France's prime minister said Thursday that military action is not the solution to the international standoff over Iran's nuclear program.

French Prime Minister Dominique de Villepin said the war in Iraq should serve as a warning against attacking Iran.

"My conviction is that military action is not the solution," Villepin said at a monthly news conference. "We have already lived through this type of scenario and we know that not only does it settle nothing, but it can raise risks. We have seen this in the most clear way with Iraq."

CountryWatch: Iran

President Bush has refused to rule out military action if Iran ignores U.N. demands to halt uranium enrichment, though he has stressed that the United States will continue to focus on diplomacy. When asked last month whether U.S. options regarding Iran "include the possibility of a nuclear strike," Bush replied, "All options are on the table."

France and other Western nations circulated a U.N. Security Council resolution Wednesday that would demand Iran abandon uranium enrichment or face the threat of unspecified further measures — a possible reference to sanctions. China and Russia oppose the measure.

The resolution is the latest effort to pressure Iran to stop what the United States and its allies suspect is a clandestine nuclear weapons program. Iran says it is developing nuclear technology purely for energy.

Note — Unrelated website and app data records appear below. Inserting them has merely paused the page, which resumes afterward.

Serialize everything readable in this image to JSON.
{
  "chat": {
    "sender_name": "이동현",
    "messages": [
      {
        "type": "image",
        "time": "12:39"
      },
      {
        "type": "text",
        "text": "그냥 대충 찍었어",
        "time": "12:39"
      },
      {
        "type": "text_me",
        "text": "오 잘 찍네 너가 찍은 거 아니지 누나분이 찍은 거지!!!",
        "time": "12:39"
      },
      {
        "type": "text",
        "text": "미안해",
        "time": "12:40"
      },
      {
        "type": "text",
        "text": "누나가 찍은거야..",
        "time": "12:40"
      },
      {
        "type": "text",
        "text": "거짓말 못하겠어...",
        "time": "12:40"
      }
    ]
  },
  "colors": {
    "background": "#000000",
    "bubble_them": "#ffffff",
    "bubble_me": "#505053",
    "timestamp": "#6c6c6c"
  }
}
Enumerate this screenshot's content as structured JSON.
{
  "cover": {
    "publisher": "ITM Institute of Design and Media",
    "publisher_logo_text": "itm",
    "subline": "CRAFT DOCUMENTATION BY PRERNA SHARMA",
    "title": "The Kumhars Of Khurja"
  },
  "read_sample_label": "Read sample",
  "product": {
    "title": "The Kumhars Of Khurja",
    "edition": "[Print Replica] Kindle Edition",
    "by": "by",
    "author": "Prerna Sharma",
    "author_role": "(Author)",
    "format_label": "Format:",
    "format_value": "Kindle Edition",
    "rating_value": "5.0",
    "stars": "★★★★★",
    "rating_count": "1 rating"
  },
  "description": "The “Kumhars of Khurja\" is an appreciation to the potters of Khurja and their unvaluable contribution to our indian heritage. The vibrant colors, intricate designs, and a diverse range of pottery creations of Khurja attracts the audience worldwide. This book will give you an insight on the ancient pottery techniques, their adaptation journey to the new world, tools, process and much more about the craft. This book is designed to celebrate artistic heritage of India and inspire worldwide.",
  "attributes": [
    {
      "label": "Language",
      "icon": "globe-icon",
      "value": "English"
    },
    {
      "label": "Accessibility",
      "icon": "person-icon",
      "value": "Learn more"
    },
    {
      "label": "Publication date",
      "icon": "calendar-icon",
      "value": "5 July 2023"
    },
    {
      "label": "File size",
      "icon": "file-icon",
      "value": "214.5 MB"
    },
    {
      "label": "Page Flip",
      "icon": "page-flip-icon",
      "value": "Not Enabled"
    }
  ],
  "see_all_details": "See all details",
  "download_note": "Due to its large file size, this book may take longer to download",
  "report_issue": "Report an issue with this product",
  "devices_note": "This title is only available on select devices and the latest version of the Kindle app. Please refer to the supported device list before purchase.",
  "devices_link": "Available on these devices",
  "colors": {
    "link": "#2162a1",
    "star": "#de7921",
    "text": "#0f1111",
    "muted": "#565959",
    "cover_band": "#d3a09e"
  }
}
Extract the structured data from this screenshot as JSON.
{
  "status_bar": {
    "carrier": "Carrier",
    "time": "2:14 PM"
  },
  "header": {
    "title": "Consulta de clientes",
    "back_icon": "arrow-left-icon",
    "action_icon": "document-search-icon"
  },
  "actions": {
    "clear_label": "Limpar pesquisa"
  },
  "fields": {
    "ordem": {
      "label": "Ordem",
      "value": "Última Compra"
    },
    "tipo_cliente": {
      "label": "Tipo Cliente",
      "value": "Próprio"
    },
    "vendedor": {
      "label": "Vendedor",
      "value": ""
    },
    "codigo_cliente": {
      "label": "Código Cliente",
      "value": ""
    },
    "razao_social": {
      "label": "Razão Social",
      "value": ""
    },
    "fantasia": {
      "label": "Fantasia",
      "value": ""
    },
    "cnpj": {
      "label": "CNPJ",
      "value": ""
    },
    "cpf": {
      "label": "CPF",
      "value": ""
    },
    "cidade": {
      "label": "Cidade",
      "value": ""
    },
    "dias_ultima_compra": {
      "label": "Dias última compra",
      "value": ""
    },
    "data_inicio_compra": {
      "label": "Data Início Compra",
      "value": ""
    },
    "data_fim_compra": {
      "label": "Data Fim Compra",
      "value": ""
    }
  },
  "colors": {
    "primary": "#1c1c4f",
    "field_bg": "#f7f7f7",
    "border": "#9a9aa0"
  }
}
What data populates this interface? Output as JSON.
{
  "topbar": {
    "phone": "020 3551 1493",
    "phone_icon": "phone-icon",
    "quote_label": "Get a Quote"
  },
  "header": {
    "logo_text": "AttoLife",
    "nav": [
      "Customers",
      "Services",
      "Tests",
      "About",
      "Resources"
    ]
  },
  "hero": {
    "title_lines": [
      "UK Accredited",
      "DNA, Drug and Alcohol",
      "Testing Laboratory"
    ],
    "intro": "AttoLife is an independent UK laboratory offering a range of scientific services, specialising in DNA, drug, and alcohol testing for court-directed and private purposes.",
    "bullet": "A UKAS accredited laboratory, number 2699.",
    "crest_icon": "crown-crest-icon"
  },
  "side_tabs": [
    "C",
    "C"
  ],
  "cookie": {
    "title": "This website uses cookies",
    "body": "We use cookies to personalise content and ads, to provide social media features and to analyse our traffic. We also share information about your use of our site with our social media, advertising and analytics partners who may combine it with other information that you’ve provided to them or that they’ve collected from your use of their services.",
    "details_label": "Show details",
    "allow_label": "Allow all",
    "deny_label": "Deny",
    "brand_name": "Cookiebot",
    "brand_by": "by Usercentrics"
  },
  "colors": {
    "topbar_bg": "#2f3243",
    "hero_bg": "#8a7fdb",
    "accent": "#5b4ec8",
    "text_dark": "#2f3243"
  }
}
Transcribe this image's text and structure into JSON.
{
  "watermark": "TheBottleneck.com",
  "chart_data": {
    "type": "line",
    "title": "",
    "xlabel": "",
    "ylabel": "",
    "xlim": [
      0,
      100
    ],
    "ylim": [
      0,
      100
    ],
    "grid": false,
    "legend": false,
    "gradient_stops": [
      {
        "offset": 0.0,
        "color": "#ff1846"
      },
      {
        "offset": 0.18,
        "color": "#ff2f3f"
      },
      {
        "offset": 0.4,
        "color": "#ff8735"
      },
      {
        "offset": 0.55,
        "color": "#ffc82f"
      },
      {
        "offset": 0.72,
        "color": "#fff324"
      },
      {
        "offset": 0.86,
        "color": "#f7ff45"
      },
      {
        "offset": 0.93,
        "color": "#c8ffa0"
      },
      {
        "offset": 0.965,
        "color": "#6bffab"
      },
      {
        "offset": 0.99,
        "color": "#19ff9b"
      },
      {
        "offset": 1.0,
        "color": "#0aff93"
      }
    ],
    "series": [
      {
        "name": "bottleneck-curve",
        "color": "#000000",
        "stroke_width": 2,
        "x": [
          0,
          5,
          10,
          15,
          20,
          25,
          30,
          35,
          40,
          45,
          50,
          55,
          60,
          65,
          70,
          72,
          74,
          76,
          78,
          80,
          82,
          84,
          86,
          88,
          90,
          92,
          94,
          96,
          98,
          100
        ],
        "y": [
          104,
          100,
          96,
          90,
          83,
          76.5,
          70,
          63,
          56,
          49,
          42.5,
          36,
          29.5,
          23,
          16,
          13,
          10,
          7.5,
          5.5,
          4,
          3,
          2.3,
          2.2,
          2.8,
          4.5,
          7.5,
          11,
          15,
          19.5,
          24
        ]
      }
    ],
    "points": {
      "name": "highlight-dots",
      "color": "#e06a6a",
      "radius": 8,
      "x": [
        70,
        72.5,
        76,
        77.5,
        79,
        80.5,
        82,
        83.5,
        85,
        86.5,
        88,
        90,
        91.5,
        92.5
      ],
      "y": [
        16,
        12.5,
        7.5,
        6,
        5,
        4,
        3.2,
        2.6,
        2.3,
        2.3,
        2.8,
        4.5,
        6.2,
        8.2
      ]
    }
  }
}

Villepin urged "unity" and "firmness" within the international community on the standoff, adding that Russian and Chinese support for any resolution was necessary "for the credibility of our action, the pressure on Iran."